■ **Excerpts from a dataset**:
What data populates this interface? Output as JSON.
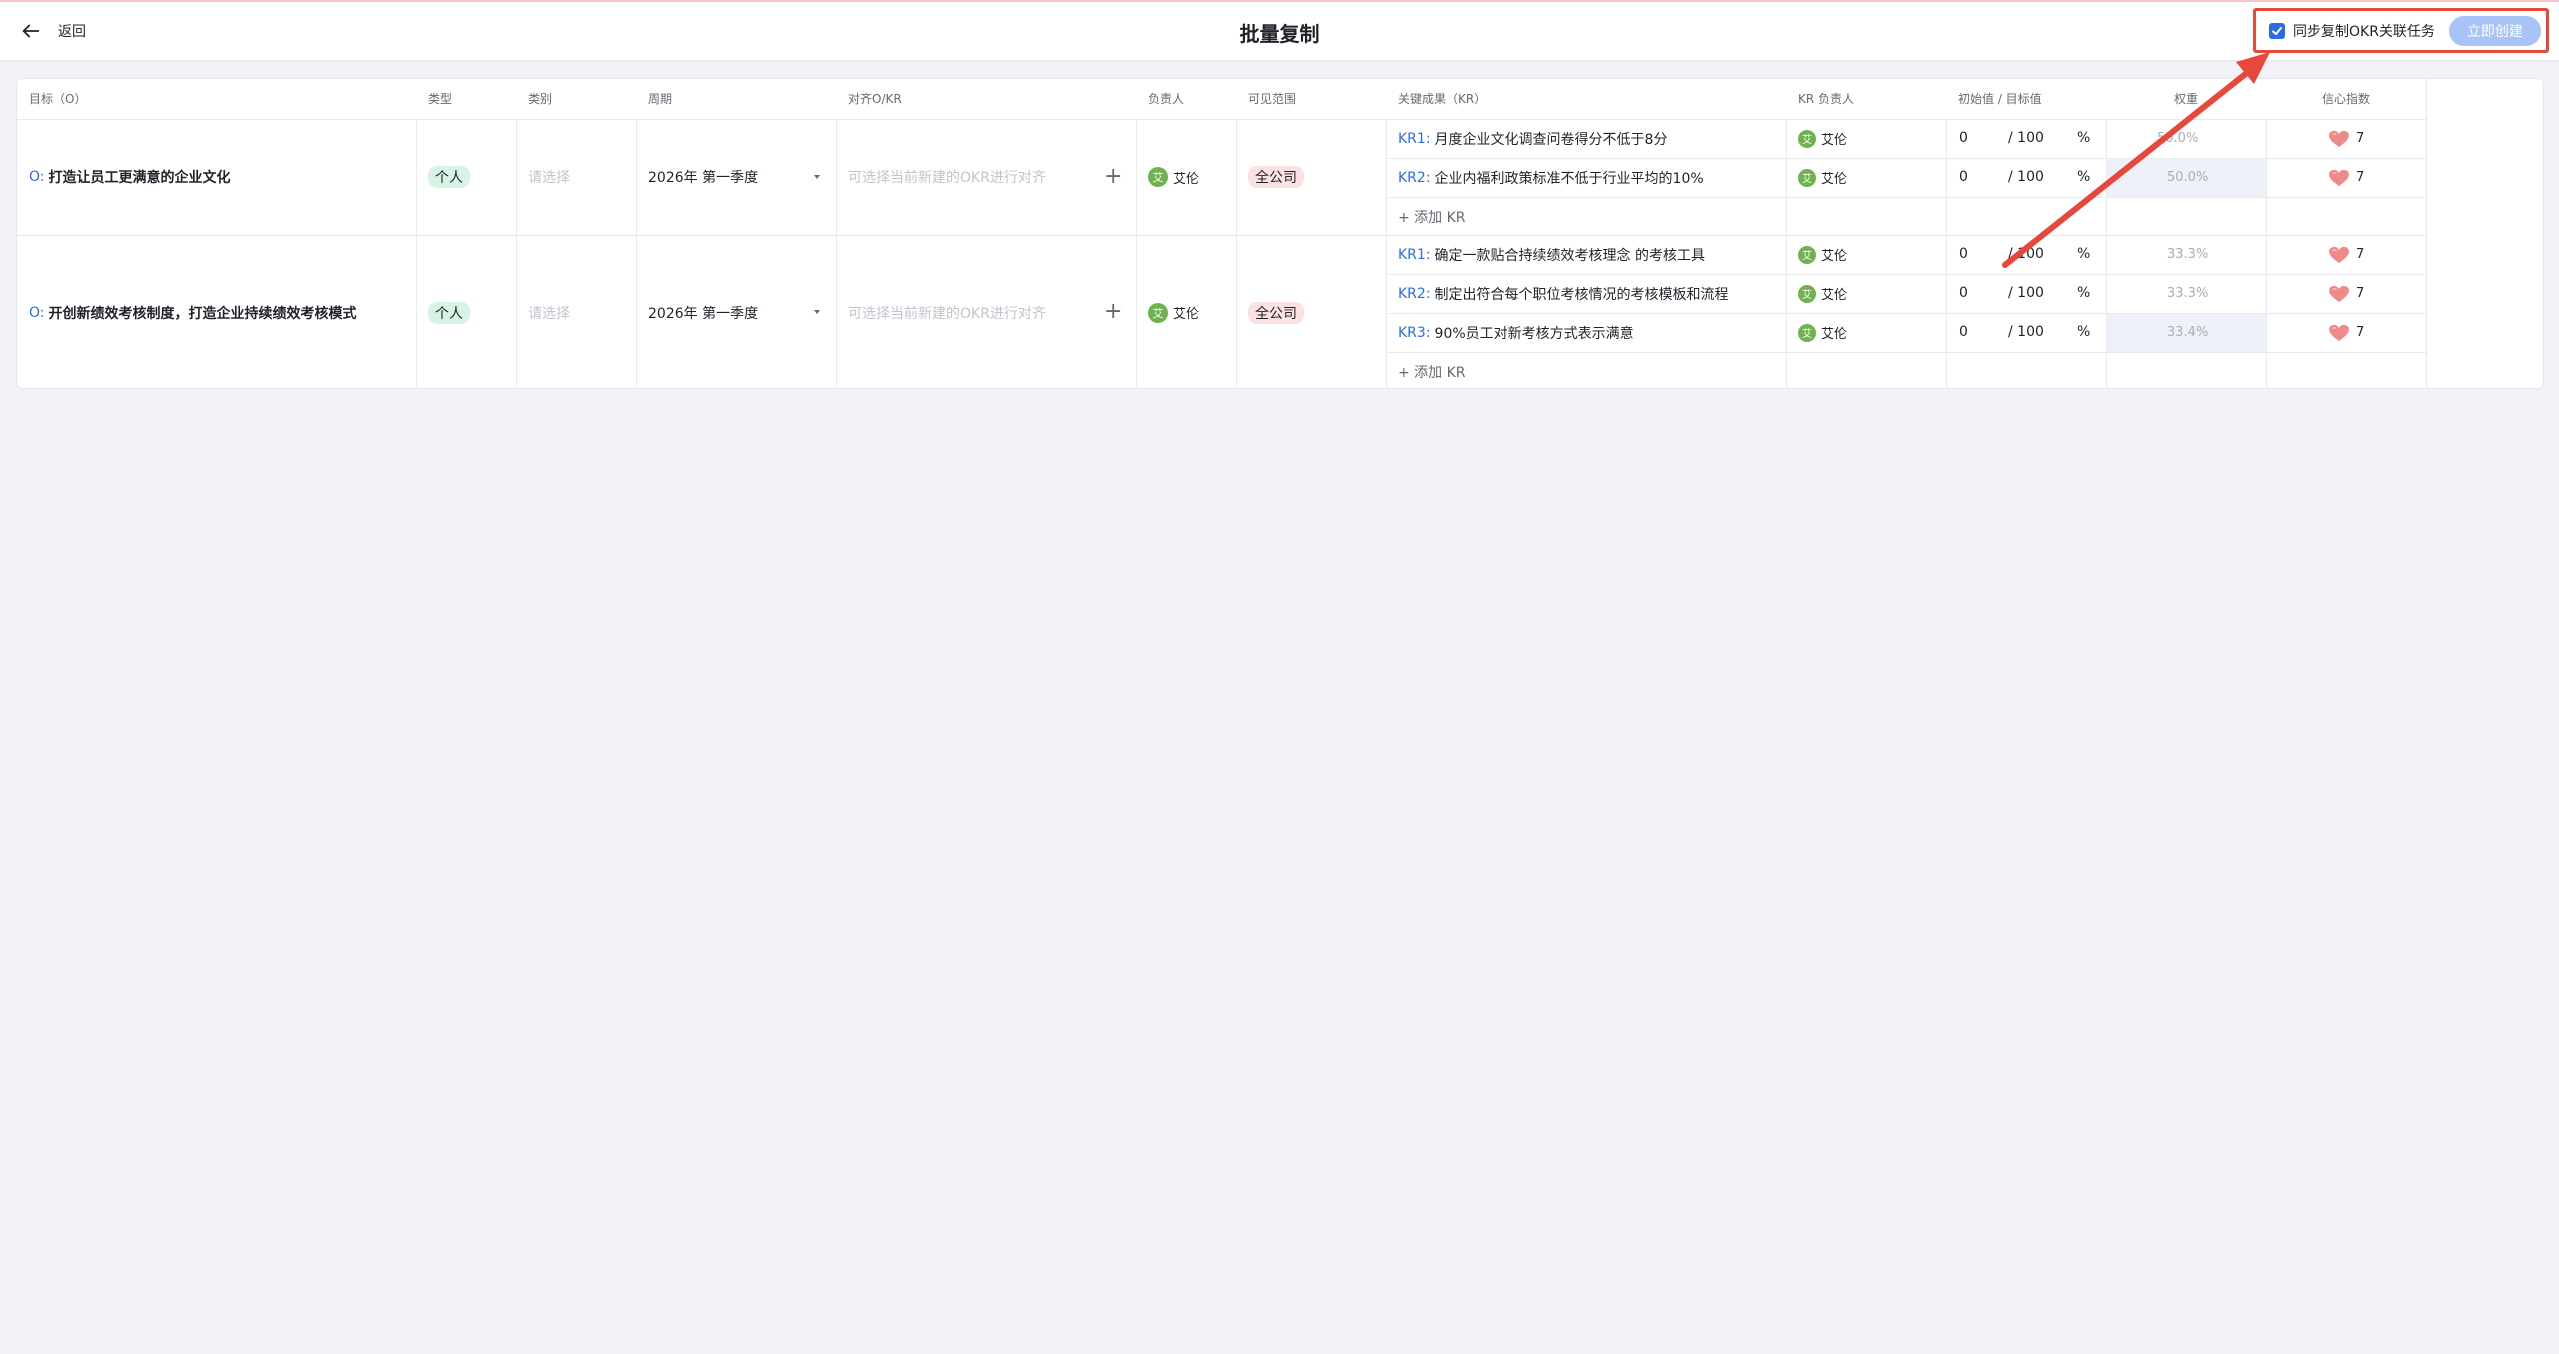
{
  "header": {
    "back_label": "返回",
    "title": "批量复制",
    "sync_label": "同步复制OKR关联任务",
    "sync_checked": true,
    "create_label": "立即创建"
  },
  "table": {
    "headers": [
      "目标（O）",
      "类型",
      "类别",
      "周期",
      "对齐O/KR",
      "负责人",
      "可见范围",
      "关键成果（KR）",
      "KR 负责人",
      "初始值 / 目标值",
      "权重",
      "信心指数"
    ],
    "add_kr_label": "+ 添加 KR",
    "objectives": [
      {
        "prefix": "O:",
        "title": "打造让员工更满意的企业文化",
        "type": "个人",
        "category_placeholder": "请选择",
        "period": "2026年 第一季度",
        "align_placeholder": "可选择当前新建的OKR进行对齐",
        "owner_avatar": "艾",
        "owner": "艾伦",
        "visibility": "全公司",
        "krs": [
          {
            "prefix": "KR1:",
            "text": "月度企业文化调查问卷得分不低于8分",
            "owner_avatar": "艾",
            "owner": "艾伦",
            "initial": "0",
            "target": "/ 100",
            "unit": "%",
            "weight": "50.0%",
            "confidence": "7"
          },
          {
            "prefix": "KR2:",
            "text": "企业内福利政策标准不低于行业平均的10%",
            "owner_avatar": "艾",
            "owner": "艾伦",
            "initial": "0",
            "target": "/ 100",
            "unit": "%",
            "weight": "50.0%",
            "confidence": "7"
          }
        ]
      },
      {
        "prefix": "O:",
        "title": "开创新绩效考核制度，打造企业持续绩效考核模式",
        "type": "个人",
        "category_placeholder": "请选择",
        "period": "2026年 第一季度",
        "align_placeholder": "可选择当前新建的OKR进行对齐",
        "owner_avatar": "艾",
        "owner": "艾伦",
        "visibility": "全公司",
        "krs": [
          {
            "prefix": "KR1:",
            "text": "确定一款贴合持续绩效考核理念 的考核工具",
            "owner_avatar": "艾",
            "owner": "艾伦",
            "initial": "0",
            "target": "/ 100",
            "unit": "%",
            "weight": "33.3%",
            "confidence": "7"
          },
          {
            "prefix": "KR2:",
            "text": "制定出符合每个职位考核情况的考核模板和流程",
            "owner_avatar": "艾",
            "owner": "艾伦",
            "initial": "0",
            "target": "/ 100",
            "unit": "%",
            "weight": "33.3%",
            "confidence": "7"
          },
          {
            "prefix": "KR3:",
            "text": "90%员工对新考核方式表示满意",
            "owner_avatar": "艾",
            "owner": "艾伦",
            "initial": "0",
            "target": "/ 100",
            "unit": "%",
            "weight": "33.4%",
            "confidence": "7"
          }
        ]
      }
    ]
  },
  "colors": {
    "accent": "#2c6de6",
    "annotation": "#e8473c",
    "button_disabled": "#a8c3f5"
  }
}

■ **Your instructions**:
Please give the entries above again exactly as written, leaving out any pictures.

■ **Task solution**:
What data populates this interface? Output as JSON.
{
  "header": {
    "back_label": "返回",
    "title": "批量复制",
    "sync_label": "同步复制OKR关联任务",
    "sync_checked": true,
    "create_label": "立即创建"
  },
  "table": {
    "headers": [
      "目标（O）",
      "类型",
      "类别",
      "周期",
      "对齐O/KR",
      "负责人",
      "可见范围",
      "关键成果（KR）",
      "KR 负责人",
      "初始值 / 目标值",
      "权重",
      "信心指数"
    ],
    "add_kr_label": "+ 添加 KR",
    "objectives": [
      {
        "prefix": "O:",
        "title": "打造让员工更满意的企业文化",
        "type": "个人",
        "category_placeholder": "请选择",
        "period": "2026年 第一季度",
        "align_placeholder": "可选择当前新建的OKR进行对齐",
        "owner_avatar": "艾",
        "owner": "艾伦",
        "visibility": "全公司",
        "krs": [
          {
            "prefix": "KR1:",
            "text": "月度企业文化调查问卷得分不低于8分",
            "owner_avatar": "艾",
            "owner": "艾伦",
            "initial": "0",
            "target": "/ 100",
            "unit": "%",
            "weight": "50.0%",
            "confidence": "7"
          },
          {
            "prefix": "KR2:",
            "text": "企业内福利政策标准不低于行业平均的10%",
            "owner_avatar": "艾",
            "owner": "艾伦",
            "initial": "0",
            "target": "/ 100",
            "unit": "%",
            "weight": "50.0%",
            "confidence": "7"
          }
        ]
      },
      {
        "prefix": "O:",
        "title": "开创新绩效考核制度，打造企业持续绩效考核模式",
        "type": "个人",
        "category_placeholder": "请选择",
        "period": "2026年 第一季度",
        "align_placeholder": "可选择当前新建的OKR进行对齐",
        "owner_avatar": "艾",
        "owner": "艾伦",
        "visibility": "全公司",
        "krs": [
          {
            "prefix": "KR1:",
            "text": "确定一款贴合持续绩效考核理念 的考核工具",
            "owner_avatar": "艾",
            "owner": "艾伦",
            "initial": "0",
            "target": "/ 100",
            "unit": "%",
            "weight": "33.3%",
            "confidence": "7"
          },
          {
            "prefix": "KR2:",
            "text": "制定出符合每个职位考核情况的考核模板和流程",
            "owner_avatar": "艾",
            "owner": "艾伦",
            "initial": "0",
            "target": "/ 100",
            "unit": "%",
            "weight": "33.3%",
            "confidence": "7"
          },
          {
            "prefix": "KR3:",
            "text": "90%员工对新考核方式表示满意",
            "owner_avatar": "艾",
            "owner": "艾伦",
            "initial": "0",
            "target": "/ 100",
            "unit": "%",
            "weight": "33.4%",
            "confidence": "7"
          }
        ]
      }
    ]
  },
  "colors": {
    "accent": "#2c6de6",
    "annotation": "#e8473c",
    "button_disabled": "#a8c3f5"
  }
}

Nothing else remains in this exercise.